Directions for this task
Search the listing below for "heading". Copy each matching line.

*** Data shown ***

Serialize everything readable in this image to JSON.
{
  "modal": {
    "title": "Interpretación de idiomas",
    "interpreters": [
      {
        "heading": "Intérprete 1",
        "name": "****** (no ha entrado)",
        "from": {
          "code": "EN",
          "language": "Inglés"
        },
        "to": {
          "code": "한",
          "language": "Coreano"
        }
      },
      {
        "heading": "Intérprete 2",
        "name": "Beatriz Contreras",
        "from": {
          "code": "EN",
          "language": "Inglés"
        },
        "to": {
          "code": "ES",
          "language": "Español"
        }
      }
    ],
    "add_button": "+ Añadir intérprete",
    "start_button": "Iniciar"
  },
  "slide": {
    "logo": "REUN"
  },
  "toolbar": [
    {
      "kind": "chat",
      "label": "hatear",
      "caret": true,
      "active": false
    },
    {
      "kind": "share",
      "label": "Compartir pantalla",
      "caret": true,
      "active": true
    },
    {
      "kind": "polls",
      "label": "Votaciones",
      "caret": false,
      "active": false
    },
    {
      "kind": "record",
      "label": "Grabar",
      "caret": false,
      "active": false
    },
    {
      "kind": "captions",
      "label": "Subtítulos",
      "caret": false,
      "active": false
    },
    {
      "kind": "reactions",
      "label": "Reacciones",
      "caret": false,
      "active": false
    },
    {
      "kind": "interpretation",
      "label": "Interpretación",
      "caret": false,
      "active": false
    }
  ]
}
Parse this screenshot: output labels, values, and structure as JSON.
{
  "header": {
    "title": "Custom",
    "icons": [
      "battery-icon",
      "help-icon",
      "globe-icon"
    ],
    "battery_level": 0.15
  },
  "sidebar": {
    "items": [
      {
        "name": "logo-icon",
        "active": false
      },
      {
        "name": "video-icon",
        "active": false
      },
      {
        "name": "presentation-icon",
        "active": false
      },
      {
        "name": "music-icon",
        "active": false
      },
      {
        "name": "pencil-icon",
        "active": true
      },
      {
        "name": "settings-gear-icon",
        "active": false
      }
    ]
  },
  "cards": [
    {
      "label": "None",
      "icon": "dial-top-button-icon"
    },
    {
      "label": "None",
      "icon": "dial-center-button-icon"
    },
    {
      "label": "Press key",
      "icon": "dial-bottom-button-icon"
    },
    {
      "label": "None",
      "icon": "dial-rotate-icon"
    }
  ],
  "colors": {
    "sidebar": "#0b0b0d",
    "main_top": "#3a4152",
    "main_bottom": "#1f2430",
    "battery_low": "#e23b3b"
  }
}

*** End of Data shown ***

Answer area
        "heading": "Intérprete 1",
        "heading": "Intérprete 2",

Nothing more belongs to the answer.